- _The input_
>>>>>

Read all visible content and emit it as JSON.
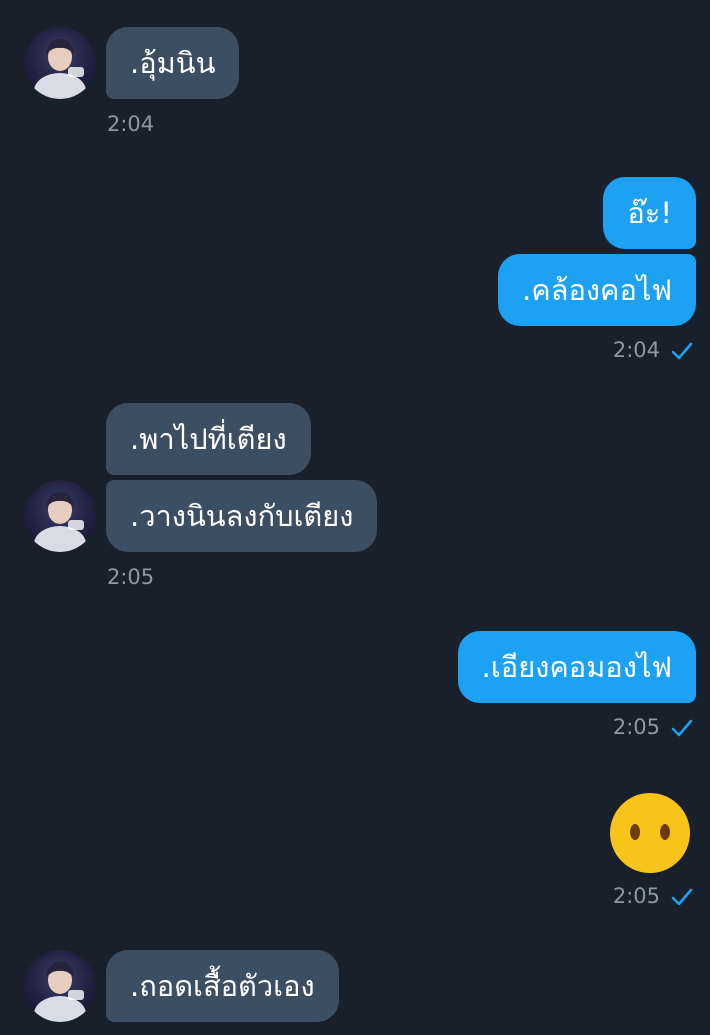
{
  "messages": [
    {
      "text": ".อุ้มนิน",
      "time": "2:04"
    },
    {
      "text": "อ๊ะ!"
    },
    {
      "text": ".คล้องคอไฟ",
      "time": "2:04"
    },
    {
      "text": ".พาไปที่เตียง"
    },
    {
      "text": ".วางนินลงกับเตียง",
      "time": "2:05"
    },
    {
      "text": ".เอียงคอมองไฟ",
      "time": "2:05"
    },
    {
      "emoji": "hushed-face-emoji",
      "time": "2:05"
    },
    {
      "text": ".ถอดเสื้อตัวเอง"
    }
  ],
  "icons": {
    "avatar": "avatar",
    "read_check": "check-icon"
  },
  "colors": {
    "background": "#17202b",
    "incoming_bubble": "#3c4e61",
    "outgoing_bubble": "#1da1f2",
    "timestamp": "#8b98a5",
    "check": "#1da1f2",
    "emoji": "#f9c41a"
  }
}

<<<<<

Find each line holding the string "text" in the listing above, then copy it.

- _Result_
      "text": ".อุ้มนิน",
      "text": "อ๊ะ!"
      "text": ".คล้องคอไฟ",
      "text": ".พาไปที่เตียง"
      "text": ".วางนินลงกับเตียง",
      "text": ".เอียงคอมองไฟ",
      "text": ".ถอดเสื้อตัวเอง"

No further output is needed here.